O'Reilly's attorney said on Tuesday that the host was the target of a "smear campaign" funded by far-left advocacy groups.
"It is tremendously disheartening that we part ways due to completely unfounded claims", O'Reilly said.
Fox News has dropped one of its best-known presenters, Bill O'Reilly, following accusations of sexual harassment.
Anchor Dana Perino, filling in for O'Reilly during the 8 p.m. hour temporarily branded "The Factor", called it "the end of an era" and praised O'Reilly as "the undisputed king of cable news".
"He is an incredibly talented broadcaster who raises the bar for interviewers everywhere", she said, thanking his many loyal viewers.
The network's parent company, entertainment giant 21st Century Fox, insisted that Fox News will weather the current storm, noting in a statement the "strength of its talent bench" and expressing "full confidence that the network will continue to be a powerhouse in cable news".
The New York Times reported earlier this month that Fox and O'Reilly, a 20-year veteran of the conservative cable network, paid five women a total of $13 million to settle harassment claims.More news: US tells North Korea: We don't want a fight, don't start one
O'Reilly has denied wrongdoing.
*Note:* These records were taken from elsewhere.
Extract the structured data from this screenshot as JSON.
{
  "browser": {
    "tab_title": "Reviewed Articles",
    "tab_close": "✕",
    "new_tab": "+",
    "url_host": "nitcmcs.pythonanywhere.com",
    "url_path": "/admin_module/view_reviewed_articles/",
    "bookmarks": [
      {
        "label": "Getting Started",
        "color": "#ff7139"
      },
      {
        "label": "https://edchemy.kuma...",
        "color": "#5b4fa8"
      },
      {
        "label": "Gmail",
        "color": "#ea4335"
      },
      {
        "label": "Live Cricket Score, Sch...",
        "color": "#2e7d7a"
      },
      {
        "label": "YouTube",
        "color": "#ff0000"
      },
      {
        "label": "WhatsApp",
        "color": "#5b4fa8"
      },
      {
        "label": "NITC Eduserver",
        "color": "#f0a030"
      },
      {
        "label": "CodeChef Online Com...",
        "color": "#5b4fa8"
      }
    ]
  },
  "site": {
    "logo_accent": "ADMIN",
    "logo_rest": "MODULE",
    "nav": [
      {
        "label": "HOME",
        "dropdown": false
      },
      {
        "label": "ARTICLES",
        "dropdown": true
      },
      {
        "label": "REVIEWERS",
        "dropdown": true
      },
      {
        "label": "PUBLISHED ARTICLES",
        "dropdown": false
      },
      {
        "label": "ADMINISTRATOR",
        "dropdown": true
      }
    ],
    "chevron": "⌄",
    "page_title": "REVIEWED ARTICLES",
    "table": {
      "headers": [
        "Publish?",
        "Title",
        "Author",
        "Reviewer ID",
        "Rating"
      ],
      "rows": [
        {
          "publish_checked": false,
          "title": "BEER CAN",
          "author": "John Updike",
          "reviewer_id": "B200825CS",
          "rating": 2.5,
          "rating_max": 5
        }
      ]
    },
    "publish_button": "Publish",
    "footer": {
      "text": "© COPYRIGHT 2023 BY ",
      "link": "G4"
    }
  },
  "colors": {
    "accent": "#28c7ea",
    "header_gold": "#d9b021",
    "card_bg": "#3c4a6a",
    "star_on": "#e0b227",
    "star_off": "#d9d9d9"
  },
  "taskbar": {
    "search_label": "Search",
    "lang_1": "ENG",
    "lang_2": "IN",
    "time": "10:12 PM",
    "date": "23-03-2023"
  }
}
They drew sharp contrasts between O'Reilly and his fellow primetime hosts Sean Hannity and Tucker Carlson, who they described as being friendly in person despite being polarizing on camera.
Despite the scandal, O'Reilly continued to attract viewers.
O'Reilly said in an April 1 statement that he had been unfairly targeted because of his public prominence.
The "Factor" was the hub of O'Reilly's business, but he has many other spokes, including a line of best-selling books and stage shows at theaters.
While O'Reilly's reported ouster in 2017 certainly reflects what should happen after one is repeatedly accused of sexual harassment and verbal abuse by multiple women in the workplace, the fact that it took over a decade to occur is absolute travesty for women.
"This is what happens when women speak our truth - we can slay dragons", Bloom said. Such allegations drove Roger Ailes from the company. "That's bigger than O'Reilly", he said.
But after the New York Times report, advertisers including BMW of North America (BMWG.DE), Allstate Corp (ALL.N), French pharmaceuticals maker Sanofi SA (SASY.PA) and T. Rowe Price (TROW.O), pulled their advertising from O'Reilly's show.
"Our plans have not changed", a spokeswoman said.